Shares of Beyond Meat (NASDAQ:BYND) fell 43.2% in October, according to data from S&P Global Market Intelligence, as investors digested both the plant-based meat leader's third-quarter 2019 results, as well as the expiration of its post-IPO lockup period.
It certainly didn't help that multiple analysts weighed in with tempered appetites for Beyond Meat stock early in the month, including a market perform rating from Wells Fargo on Oct. 14, with a steeply reduced price target from Bernstein a few days later. Both analysts voiced concerns over the stock's valuation and competition for its flagship plant-based imitation meat products.
Beyond Meat's drop accelerated on Oct. 29, even after the company posted strong third-quarter 2019 results -- including a 250% increase in revenue to $92 million, and its first-ever quarter of positive net income at $4.1 million, or $0.05 per share -- leaving it comfortable raising its full-year guidance to boot.
But it seemed that the market wanted an even bigger beat-and-raise performance from Beyond Meat. And if that wasn't enough, its post-IPO lockup period ended the same day, affording many inside shareholders the opportunity to take profits off the table for the first time.
To be clear, this kind of volatility is exactly the reason I personally prefer to avoid nibbling on shares of recent IPOs for at least a couple of quarters after they've gone public.
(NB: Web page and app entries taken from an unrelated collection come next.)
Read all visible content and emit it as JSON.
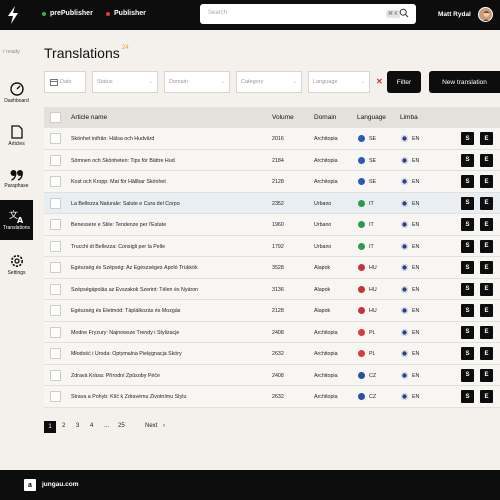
{
  "header": {
    "nav": [
      {
        "label": "prePublisher",
        "color": "#2db84d"
      },
      {
        "label": "Publisher",
        "color": "#e53935"
      }
    ],
    "search_placeholder": "Search",
    "search_shortcut": "⌘ K",
    "user_name": "Matt Rydal"
  },
  "sidebar": {
    "breadcrumb": "/ ready",
    "items": [
      {
        "label": "Dashboard",
        "icon": "gauge-icon"
      },
      {
        "label": "Articles",
        "icon": "document-icon"
      },
      {
        "label": "Paraphase",
        "icon": "quote-icon"
      },
      {
        "label": "Translations",
        "icon": "translate-icon",
        "active": true
      },
      {
        "label": "Settings",
        "icon": "gear-icon"
      }
    ]
  },
  "page": {
    "title": "Translations",
    "count": "24"
  },
  "filters": {
    "date": "Date",
    "status": "Status",
    "domain": "Domain",
    "category": "Category",
    "language": "Language",
    "filter_button": "Filter",
    "new_button": "New translation"
  },
  "table": {
    "headers": [
      "Article name",
      "Volume",
      "Domain",
      "Language",
      "Limba"
    ],
    "rows": [
      {
        "name": "Skönhet inifrån: Hälsa och Hudvård",
        "volume": "2016",
        "domain": "Architopia",
        "lang": "SE",
        "flag": "#2a5db0",
        "limba": "EN"
      },
      {
        "name": "Sömnen och Skönheten: Tips för Bättre Hud",
        "volume": "2184",
        "domain": "Architopia",
        "lang": "SE",
        "flag": "#2a5db0",
        "limba": "EN"
      },
      {
        "name": "Kost och Kropp: Mat för Hållbar Skönhet",
        "volume": "2128",
        "domain": "Architopia",
        "lang": "SE",
        "flag": "#2a5db0",
        "limba": "EN"
      },
      {
        "name": "La Bellezza Naturale: Salute e Cura del Corpo",
        "volume": "2352",
        "domain": "Urbano",
        "lang": "IT",
        "flag": "#2e9b4a",
        "limba": "EN",
        "highlight": true
      },
      {
        "name": "Benessere e Stile: Tendenze per l'Estate",
        "volume": "1960",
        "domain": "Urbano",
        "lang": "IT",
        "flag": "#2e9b4a",
        "limba": "EN"
      },
      {
        "name": "Trucchi di Bellezza: Consigli per la Pelle",
        "volume": "1792",
        "domain": "Urbano",
        "lang": "IT",
        "flag": "#2e9b4a",
        "limba": "EN"
      },
      {
        "name": "Egészség és Szépség: Az Egészséges Ápoló Trükkök",
        "volume": "3528",
        "domain": "Alapok",
        "lang": "HU",
        "flag": "#c8323a",
        "limba": "EN"
      },
      {
        "name": "Szépségápolás az Évszakok Szerint: Télen és Nyáron",
        "volume": "3136",
        "domain": "Alapok",
        "lang": "HU",
        "flag": "#c8323a",
        "limba": "EN"
      },
      {
        "name": "Egészség és Életmód: Táplálkozás és Mozgás",
        "volume": "2128",
        "domain": "Alapok",
        "lang": "HU",
        "flag": "#c8323a",
        "limba": "EN"
      },
      {
        "name": "Modne Fryzury: Najnowsze Trendy i Stylizacje",
        "volume": "2408",
        "domain": "Architopia",
        "lang": "PL",
        "flag": "#d83b3b",
        "limba": "EN"
      },
      {
        "name": "Młodość i Uroda: Optymalna Pielęgnacja Skóry",
        "volume": "2632",
        "domain": "Architopia",
        "lang": "PL",
        "flag": "#d83b3b",
        "limba": "EN"
      },
      {
        "name": "Zdravá Krása: Přírodní Způsoby Péče",
        "volume": "2408",
        "domain": "Architopia",
        "lang": "CZ",
        "flag": "#2b4fa0",
        "limba": "EN"
      },
      {
        "name": "Strava a Pohyb: Klíč k Zdravému Životnímu Stylu",
        "volume": "2632",
        "domain": "Architopia",
        "lang": "CZ",
        "flag": "#2b4fa0",
        "limba": "EN"
      }
    ],
    "action_s": "S",
    "action_e": "E"
  },
  "pagination": {
    "pages": [
      "1",
      "2",
      "3",
      "4",
      "...",
      "25"
    ],
    "next": "Next",
    "next_arrow": "›"
  },
  "footer": {
    "logo": "a",
    "text": "jungau.com"
  }
}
Beyond Meat stock is now down around 68% from its all-time high in July -- but it's also still trading well above both its $25 IPO price, and even its first-day close at just shy of $66.
Given its enviable long-term growth prospects, and in light of its recent precipitous decline, I think now might be a great opportunity for patient long-term investors to dig in to determine whether Beyond Meat stock is worthy of a place in their portfolios.